» WHAT YOU NEED TO DO: Report how many lines in the following entries contain "position". Nothing else should be given.

● ● ●

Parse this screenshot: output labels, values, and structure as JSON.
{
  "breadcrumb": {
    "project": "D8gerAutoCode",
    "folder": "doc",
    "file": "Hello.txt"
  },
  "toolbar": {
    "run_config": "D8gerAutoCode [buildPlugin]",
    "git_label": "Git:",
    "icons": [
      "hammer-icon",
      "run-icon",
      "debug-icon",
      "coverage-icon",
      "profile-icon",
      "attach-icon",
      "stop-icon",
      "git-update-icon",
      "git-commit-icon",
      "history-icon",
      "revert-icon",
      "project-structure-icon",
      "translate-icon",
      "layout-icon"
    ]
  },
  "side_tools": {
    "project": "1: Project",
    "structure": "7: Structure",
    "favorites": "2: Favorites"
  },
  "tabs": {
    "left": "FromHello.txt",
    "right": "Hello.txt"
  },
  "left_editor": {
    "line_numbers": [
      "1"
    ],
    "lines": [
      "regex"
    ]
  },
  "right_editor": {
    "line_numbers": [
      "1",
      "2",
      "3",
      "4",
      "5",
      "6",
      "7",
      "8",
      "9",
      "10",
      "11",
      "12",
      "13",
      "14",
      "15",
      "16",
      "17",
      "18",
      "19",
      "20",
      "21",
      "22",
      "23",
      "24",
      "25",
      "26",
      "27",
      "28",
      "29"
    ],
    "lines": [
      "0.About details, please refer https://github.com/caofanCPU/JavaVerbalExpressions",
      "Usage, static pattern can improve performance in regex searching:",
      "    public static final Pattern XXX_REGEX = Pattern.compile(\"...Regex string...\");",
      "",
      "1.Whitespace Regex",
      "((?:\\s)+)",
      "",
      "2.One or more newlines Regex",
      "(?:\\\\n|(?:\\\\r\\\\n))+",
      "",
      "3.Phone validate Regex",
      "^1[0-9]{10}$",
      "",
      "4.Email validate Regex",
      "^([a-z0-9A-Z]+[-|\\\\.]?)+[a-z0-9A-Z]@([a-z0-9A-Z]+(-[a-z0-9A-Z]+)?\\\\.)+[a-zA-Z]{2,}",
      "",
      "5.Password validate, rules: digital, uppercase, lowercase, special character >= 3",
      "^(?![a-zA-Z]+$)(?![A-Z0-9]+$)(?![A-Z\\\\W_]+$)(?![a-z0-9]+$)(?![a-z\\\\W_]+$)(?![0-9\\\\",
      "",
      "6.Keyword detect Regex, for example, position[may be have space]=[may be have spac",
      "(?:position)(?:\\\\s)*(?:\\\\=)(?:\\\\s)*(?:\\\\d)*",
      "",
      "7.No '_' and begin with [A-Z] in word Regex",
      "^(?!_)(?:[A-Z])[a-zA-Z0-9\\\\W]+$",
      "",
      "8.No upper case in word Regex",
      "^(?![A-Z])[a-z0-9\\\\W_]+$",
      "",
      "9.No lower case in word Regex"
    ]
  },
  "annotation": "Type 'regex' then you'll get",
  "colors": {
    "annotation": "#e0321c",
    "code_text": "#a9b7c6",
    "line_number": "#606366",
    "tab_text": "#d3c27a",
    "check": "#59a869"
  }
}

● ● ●

» TASK SOLUTION: 2